● **Work item**
The data is to be repeated exactly, with the images removed.

━━━━━ Source material

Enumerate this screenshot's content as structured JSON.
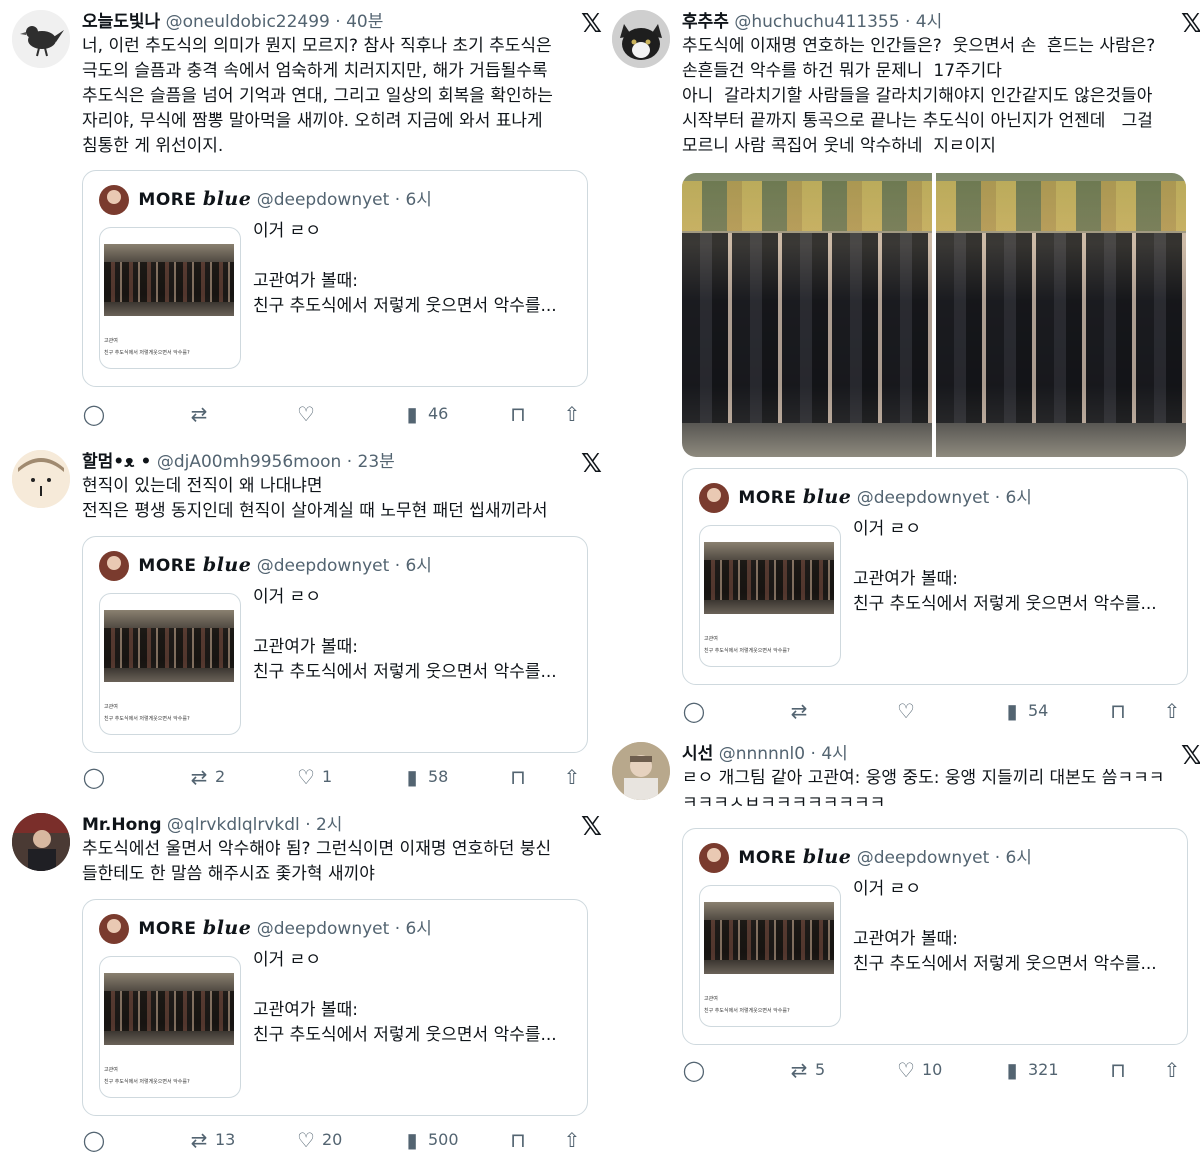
{
  "tweets": [
    {
      "name": "오늘도빛나",
      "handle": "@oneuldobic22499",
      "time": "· 40분",
      "text": "너, 이런 추도식의 의미가 뭔지 모르지? 참사 직후나 초기 추도식은\n극도의 슬픔과 충격 속에서 엄숙하게 치러지지만, 해가 거듭될수록\n추도식은 슬픔을 넘어 기억과 연대, 그리고 일상의 회복을 확인하는\n자리야, 무식에 짬뽕 말아먹을 새끼야. 오히려 지금에 와서 표나게\n침통한 게 위선이지.",
      "reply_count": "",
      "retweet_count": "",
      "like_count": "",
      "view_count": "46"
    },
    {
      "name": "할멈•",
      "name_emoji": "ᴥ •",
      "handle": "@djA00mh9956moon",
      "time": "· 23분",
      "text": "현직이 있는데 전직이 왜 나대냐면\n전직은 평생 동지인데 현직이 살아계실 때 노무현 패던 씹새끼라서",
      "reply_count": "",
      "retweet_count": "2",
      "like_count": "1",
      "view_count": "58"
    },
    {
      "name": "Mr.Hong",
      "handle": "@qlrvkdlqlrvkdl",
      "time": "· 2시",
      "text": "추도식에선 울면서 악수해야 됨? 그런식이면 이재명 연호하던 붕신\n들한테도 한 말씀 해주시죠 좇가혁 새끼야",
      "reply_count": "",
      "retweet_count": "13",
      "like_count": "20",
      "view_count": "500"
    },
    {
      "name": "후추추",
      "handle": "@huchuchu411355",
      "time": "· 4시",
      "text": "추도식에 이재명 연호하는 인간들은?  웃으면서 손  흔드는 사람은?\n손흔들건 악수를 하건 뭐가 문제니  17주기다\n아니  갈라치기할 사람들을 갈라치기해야지 인간같지도 않은것들아\n시작부터 끝까지 통곡으로 끝나는 추도식이 아닌지가 언젠데   그걸\n모르니 사람 콕집어 웃네 악수하네  지ㄹ이지",
      "reply_count": "",
      "retweet_count": "",
      "like_count": "",
      "view_count": "54"
    },
    {
      "name": "시선",
      "handle": "@nnnnnl0",
      "time": "· 4시",
      "text": "ㄹㅇ 개그팀 같아 고관여: 웅앵 중도: 웅앵 지들끼리 대본도 씀ㅋㅋㅋ\nㅋㅋㅋㅅㅂㅋㅋㅋㅋㅋㅋㅋㅋ",
      "reply_count": "",
      "retweet_count": "5",
      "like_count": "10",
      "view_count": "321"
    }
  ],
  "quote": {
    "name_prefix": "MORE",
    "name_script": "blue",
    "handle": "@deepdownyet",
    "time": "· 6시",
    "text": "이거 ㄹㅇ\n\n고관여가 볼때:\n친구 추도식에서 저렇게 웃으면서 악수를...",
    "thumb_caption1": "고관여",
    "thumb_caption2": "친구 추도식에서 저렇게웃으면서 악수를?"
  },
  "icons": {
    "x_logo": "𝕏",
    "reply": "◯",
    "retweet": "⇄",
    "like": "♡",
    "views": "▮",
    "bookmark": "⊓",
    "share": "⇧"
  },
  "colors": {
    "text": "#0f1419",
    "meta": "#536471",
    "border": "#cfd9de"
  }
}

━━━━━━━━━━

● **Completed exercise**
Enumerate this screenshot's content as structured JSON.
{
  "tweets": [
    {
      "name": "오늘도빛나",
      "handle": "@oneuldobic22499",
      "time": "· 40분",
      "text": "너, 이런 추도식의 의미가 뭔지 모르지? 참사 직후나 초기 추도식은\n극도의 슬픔과 충격 속에서 엄숙하게 치러지지만, 해가 거듭될수록\n추도식은 슬픔을 넘어 기억과 연대, 그리고 일상의 회복을 확인하는\n자리야, 무식에 짬뽕 말아먹을 새끼야. 오히려 지금에 와서 표나게\n침통한 게 위선이지.",
      "reply_count": "",
      "retweet_count": "",
      "like_count": "",
      "view_count": "46"
    },
    {
      "name": "할멈•",
      "name_emoji": "ᴥ •",
      "handle": "@djA00mh9956moon",
      "time": "· 23분",
      "text": "현직이 있는데 전직이 왜 나대냐면\n전직은 평생 동지인데 현직이 살아계실 때 노무현 패던 씹새끼라서",
      "reply_count": "",
      "retweet_count": "2",
      "like_count": "1",
      "view_count": "58"
    },
    {
      "name": "Mr.Hong",
      "handle": "@qlrvkdlqlrvkdl",
      "time": "· 2시",
      "text": "추도식에선 울면서 악수해야 됨? 그런식이면 이재명 연호하던 붕신\n들한테도 한 말씀 해주시죠 좇가혁 새끼야",
      "reply_count": "",
      "retweet_count": "13",
      "like_count": "20",
      "view_count": "500"
    },
    {
      "name": "후추추",
      "handle": "@huchuchu411355",
      "time": "· 4시",
      "text": "추도식에 이재명 연호하는 인간들은?  웃으면서 손  흔드는 사람은?\n손흔들건 악수를 하건 뭐가 문제니  17주기다\n아니  갈라치기할 사람들을 갈라치기해야지 인간같지도 않은것들아\n시작부터 끝까지 통곡으로 끝나는 추도식이 아닌지가 언젠데   그걸\n모르니 사람 콕집어 웃네 악수하네  지ㄹ이지",
      "reply_count": "",
      "retweet_count": "",
      "like_count": "",
      "view_count": "54"
    },
    {
      "name": "시선",
      "handle": "@nnnnnl0",
      "time": "· 4시",
      "text": "ㄹㅇ 개그팀 같아 고관여: 웅앵 중도: 웅앵 지들끼리 대본도 씀ㅋㅋㅋ\nㅋㅋㅋㅅㅂㅋㅋㅋㅋㅋㅋㅋㅋ",
      "reply_count": "",
      "retweet_count": "5",
      "like_count": "10",
      "view_count": "321"
    }
  ],
  "quote": {
    "name_prefix": "MORE",
    "name_script": "blue",
    "handle": "@deepdownyet",
    "time": "· 6시",
    "text": "이거 ㄹㅇ\n\n고관여가 볼때:\n친구 추도식에서 저렇게 웃으면서 악수를...",
    "thumb_caption1": "고관여",
    "thumb_caption2": "친구 추도식에서 저렇게웃으면서 악수를?"
  },
  "icons": {
    "x_logo": "𝕏",
    "reply": "◯",
    "retweet": "⇄",
    "like": "♡",
    "views": "▮",
    "bookmark": "⊓",
    "share": "⇧"
  },
  "colors": {
    "text": "#0f1419",
    "meta": "#536471",
    "border": "#cfd9de"
  }
}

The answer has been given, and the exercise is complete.